Schools in Los Angeles Have Been Put on High Alert Following Reports of Threats of Campus Violence on TikTok
A worldwide threat of school violence has California educators and law enforcement personnel on edge, forcing several Los Angeles schools to seek more police presence, despite the threats seem to be unfounded.
The anonymous threat allegedly called for students to conduct acts of violence on Friday, according to a National Education Association statement.
The threat, or ‘challenge,’ does not mention a particular school or district, according to the statement.
This is not the first time TikTok has denied threats originating or spreading over its platform.
Local media stories on the trend “could end up encouraging real-world harm,” according to TikTok representative Jamie Favazza.
The FBI also told KABC-TV that it was unaware of any serious threats against local schools.
Despite the guarantees, schools and police remain on high alert.
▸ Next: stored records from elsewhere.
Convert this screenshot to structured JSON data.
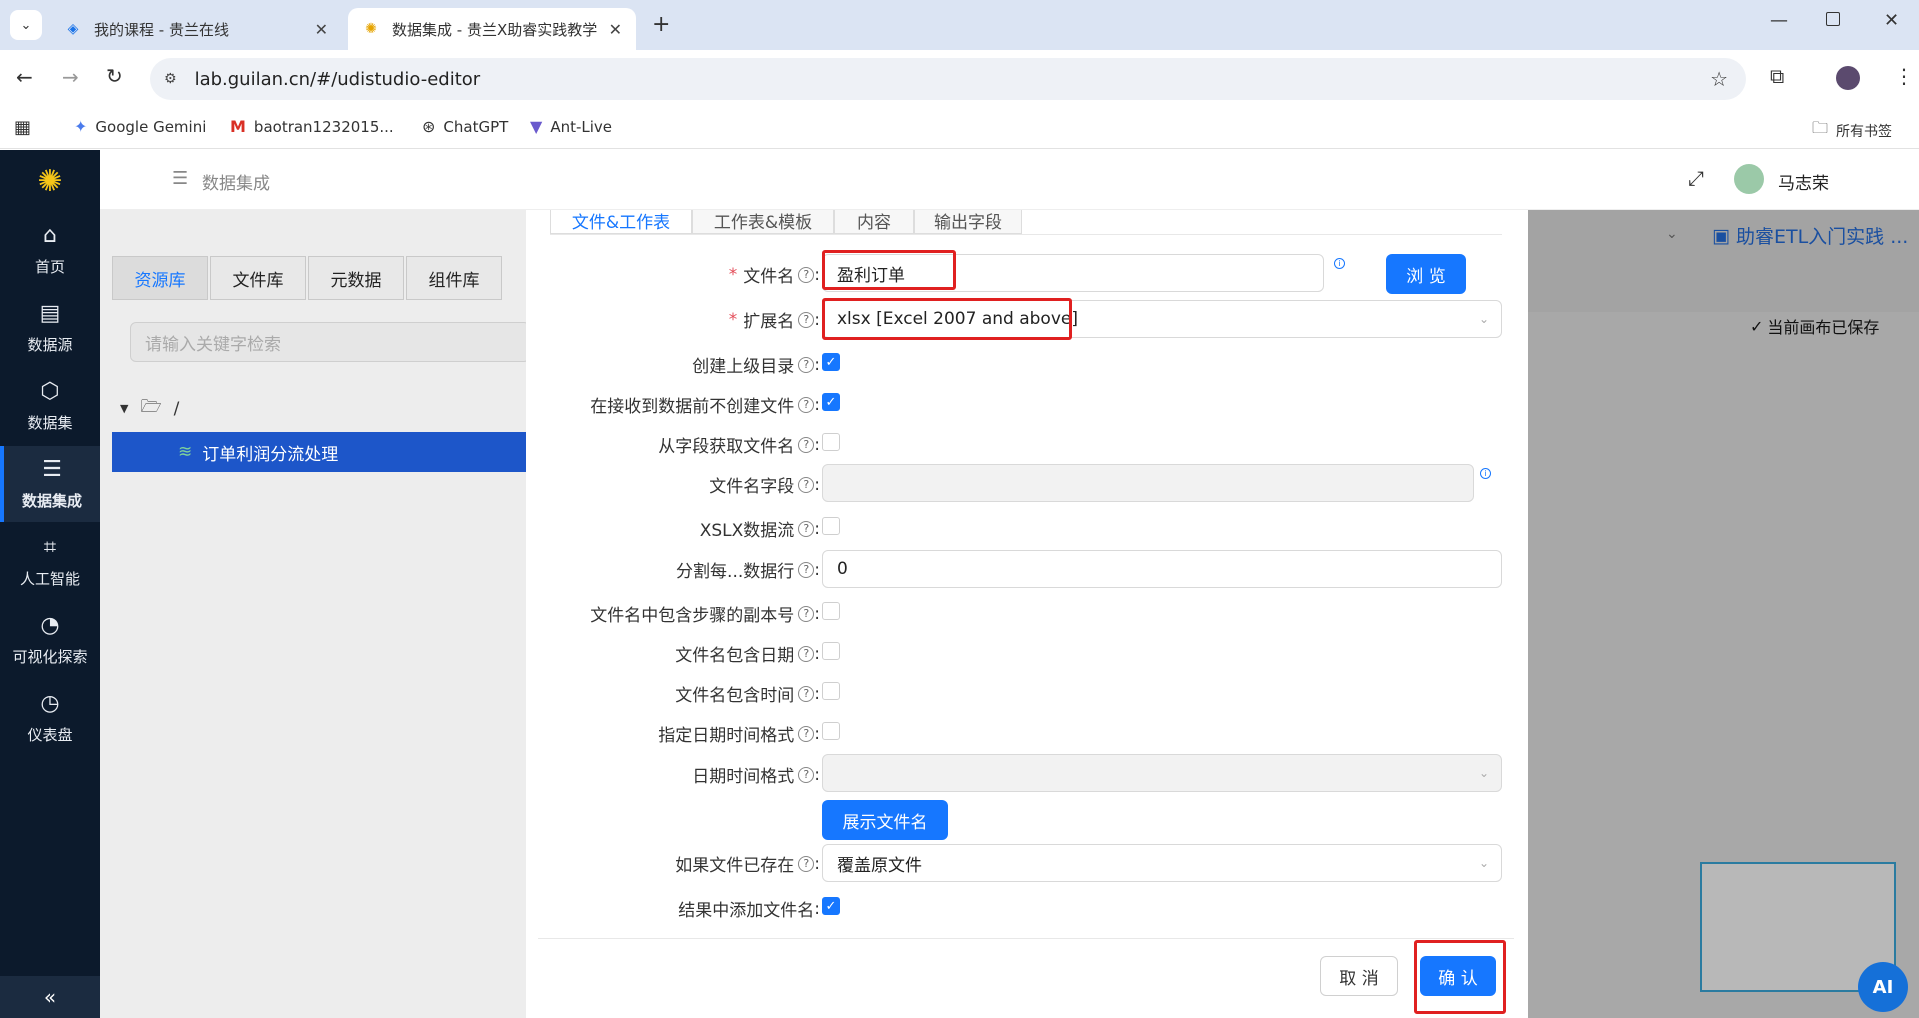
{
  "browser": {
    "tabs": [
      {
        "title": "我的课程 - 贵兰在线"
      },
      {
        "title": "数据集成 - 贵兰X助睿实践教学"
      }
    ],
    "url": "lab.guilan.cn/#/udistudio-editor",
    "bookmarks": [
      {
        "label": "Google Gemini"
      },
      {
        "label": "baotran1232015..."
      },
      {
        "label": "ChatGPT"
      },
      {
        "label": "Ant-Live"
      }
    ],
    "all_bookmarks_label": "所有书签"
  },
  "sidebar": {
    "items": [
      {
        "label": "首页",
        "icon": "home-icon"
      },
      {
        "label": "数据源",
        "icon": "database-icon"
      },
      {
        "label": "数据集",
        "icon": "cube-icon"
      },
      {
        "label": "数据集成",
        "icon": "server-icon"
      },
      {
        "label": "人工智能",
        "icon": "ai-icon"
      },
      {
        "label": "可视化探索",
        "icon": "pie-icon"
      },
      {
        "label": "仪表盘",
        "icon": "gauge-icon"
      }
    ],
    "active": "数据集成"
  },
  "header": {
    "breadcrumb": "数据集成",
    "user_name": "马志荣"
  },
  "left_panel": {
    "tabs": [
      "资源库",
      "文件库",
      "元数据",
      "组件库"
    ],
    "search_placeholder": "请输入关键字检索",
    "root": "/",
    "tree_item": "订单利润分流处理"
  },
  "canvas": {
    "title": "助睿ETL入门实践 ...",
    "save_status": "当前画布已保存",
    "ai_label": "AI"
  },
  "modal": {
    "tabs": [
      "文件&工作表",
      "工作表&模板",
      "内容",
      "输出字段"
    ],
    "fields": {
      "filename_label": "文件名",
      "filename_value": "盈利订单",
      "browse_button": "浏 览",
      "extension_label": "扩展名",
      "extension_value": "xlsx [Excel 2007 and above]",
      "create_parent_label": "创建上级目录",
      "no_create_label": "在接收到数据前不创建文件",
      "from_field_label": "从字段获取文件名",
      "filename_field_label": "文件名字段",
      "xslx_stream_label": "XSLX数据流",
      "split_label": "分割每...数据行",
      "split_value": "0",
      "copy_num_label": "文件名中包含步骤的副本号",
      "include_date_label": "文件名包含日期",
      "include_time_label": "文件名包含时间",
      "specify_format_label": "指定日期时间格式",
      "datetime_format_label": "日期时间格式",
      "show_filename_button": "展示文件名",
      "if_exists_label": "如果文件已存在",
      "if_exists_value": "覆盖原文件",
      "add_filename_label": "结果中添加文件名"
    },
    "checks": {
      "create_parent": true,
      "no_create": true,
      "from_field": false,
      "xslx_stream": false,
      "copy_num": false,
      "include_date": false,
      "include_time": false,
      "specify_format": false,
      "add_filename": true
    },
    "cancel_button": "取 消",
    "ok_button": "确 认"
  },
  "colors": {
    "primary": "#1677ff",
    "sidebar": "#0c1a2c",
    "highlight": "#e02020"
  }
}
According to Education Week, there have been 32 school shootings this year alone.
Others, including one in Northern California, shut down Friday, citing safety concerns.
A 13-year-old expelled private school student was arrested in Orange County, Fla., for threatening to perpetrate a school shooting during a live video chat with other kids.
The Orange County Sheriff’s Office tweeted that after kids reported the event, officers recovered an airsoft gun and knives at the boy’s house.
L.A. Unified officials said they were aware of social media threats, but they did not affect district schools.
“While there is no reason to think our schools are in danger, please know we take any threats seriously and will take all necessary steps to protect our students’ safety,” interim Deputy Superintendent Pedro Salcido wrote to parents.
Assisting local and federal law enforcement “where warranted,” Salcido said.
The LAPD is working with many schools to offer additional patrols as requested, according to Lt. Park, a department spokeswoman who refused to share his name because malicious actors had released his personal information online.
According to Park, the district has no verified incidences or direct threats against any school.
Some districts in Texas, Minnesota, Missouri, Montana, central New York and Connecticut, as well as one school in Santa Clara County, Northern California, canceled classes Friday.
A Gilroy high school closed for the day “out of an excess of caution” after a mass shooting at its annual garlic festival in 2019.
According to an updated notice Thursday afternoon, the Gilroy Police Department found that a social media post attributed to Gilroy High School originated in Los Angeles.
“The original post referenced a high school with the letters ‘GHS,’ which was examined by the Los Angeles School Police Department,” the notice adds.
Social media threats have shut down colleges before. In September, a violent threat on social media forced San Francisco State University to stop classes and lock down residents for part of the day.